### What to work on
Repeat all entries below exactly as shown.

### Information given
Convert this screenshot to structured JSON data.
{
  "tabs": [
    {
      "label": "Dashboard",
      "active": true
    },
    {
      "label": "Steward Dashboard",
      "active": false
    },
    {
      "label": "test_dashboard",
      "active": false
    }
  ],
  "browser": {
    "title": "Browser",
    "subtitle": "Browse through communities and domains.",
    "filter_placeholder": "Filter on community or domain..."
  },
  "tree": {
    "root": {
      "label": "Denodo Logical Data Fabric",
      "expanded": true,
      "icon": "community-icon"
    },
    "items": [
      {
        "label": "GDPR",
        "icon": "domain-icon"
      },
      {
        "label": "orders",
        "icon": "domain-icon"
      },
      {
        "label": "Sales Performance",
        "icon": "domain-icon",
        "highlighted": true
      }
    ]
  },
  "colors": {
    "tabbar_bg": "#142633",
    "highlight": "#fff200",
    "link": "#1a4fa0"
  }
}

### Task result
Convert this screenshot to structured JSON data.
{
  "tabs": [
    {
      "label": "Dashboard",
      "active": true
    },
    {
      "label": "Steward Dashboard",
      "active": false
    },
    {
      "label": "test_dashboard",
      "active": false
    }
  ],
  "browser": {
    "title": "Browser",
    "subtitle": "Browse through communities and domains.",
    "filter_placeholder": "Filter on community or domain..."
  },
  "tree": {
    "root": {
      "label": "Denodo Logical Data Fabric",
      "expanded": true,
      "icon": "community-icon"
    },
    "items": [
      {
        "label": "GDPR",
        "icon": "domain-icon"
      },
      {
        "label": "orders",
        "icon": "domain-icon"
      },
      {
        "label": "Sales Performance",
        "icon": "domain-icon",
        "highlighted": true
      }
    ]
  },
  "colors": {
    "tabbar_bg": "#142633",
    "highlight": "#fff200",
    "link": "#1a4fa0"
  }
}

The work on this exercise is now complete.